Confected marketing blarney about the British-Irish rivalry counts for nothing when the punters are roaring on a winner
Sound the Riverdance klaxon. Stroke a lucky fake leprechaun beard. On 17 March at Cheltenham, let no knobbly stick go unwaved. For all its convivial, booze-soaked similarities to every other Festival day, a St Patrick’s Day at the Festival typically comes packed with a little more oomph. For “oomph”, confected marketing blarney, whether it’s the branded green scarves distributed by a well-known banter bookie, or the occasionally grating misuse of that byword for diddly-aye shamrockery that is “craic”.
Which is not to say the Cheltenham Festival has not had a long, hugely profitable and mutually agreeable relationship with the Irish, who have always been happy to immerse themselves fully in its welcoming embrace. Hyped up paddywhackery is habitually sold by broadcasters, bookies and the Jockey Club in their efforts to promote an apparently fierce four-day rivalry between the British and Irish, when in truth any perceived hostilities between the hosts and their bawdy visitors have always been completely contrived.
Written by Barry Glendenning at Cheltenham

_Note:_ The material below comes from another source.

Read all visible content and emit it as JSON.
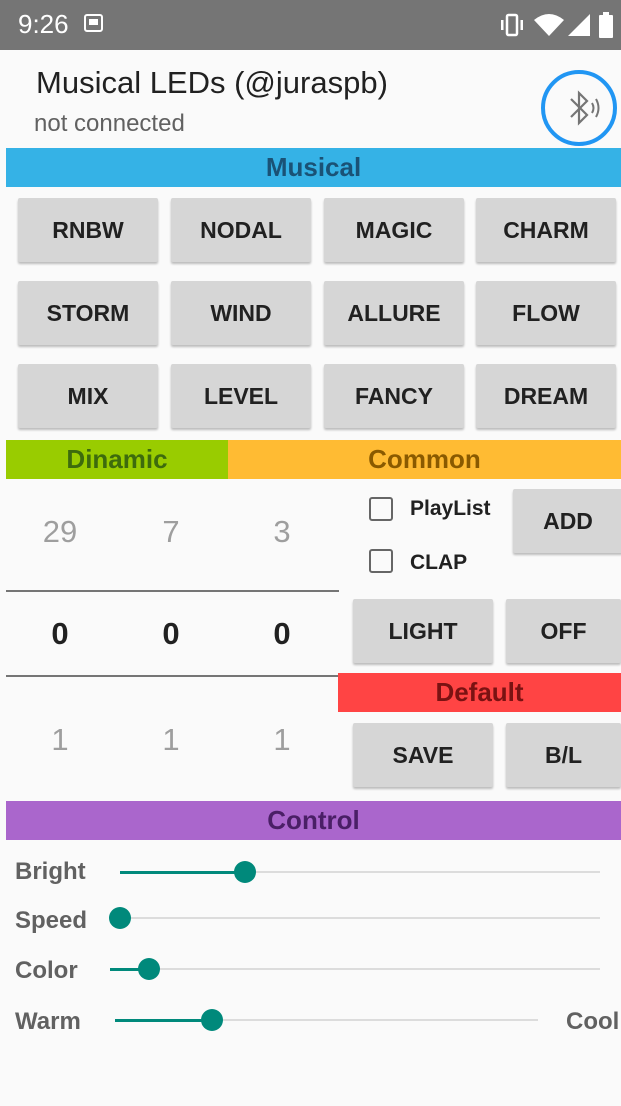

This news first appeared on https://www.theguardian.com/sport/2022/mar/17/no-knobbly-stick-goes-unwaved-on-st-patricks-day-at-cheltenham-festival-horse-racing under the title “No knobbly stick goes unwaved on St Patrick’s Day at Cheltenham”. Bolchha Nepal is not responsible or affiliated towards the opinion expressed in this news article.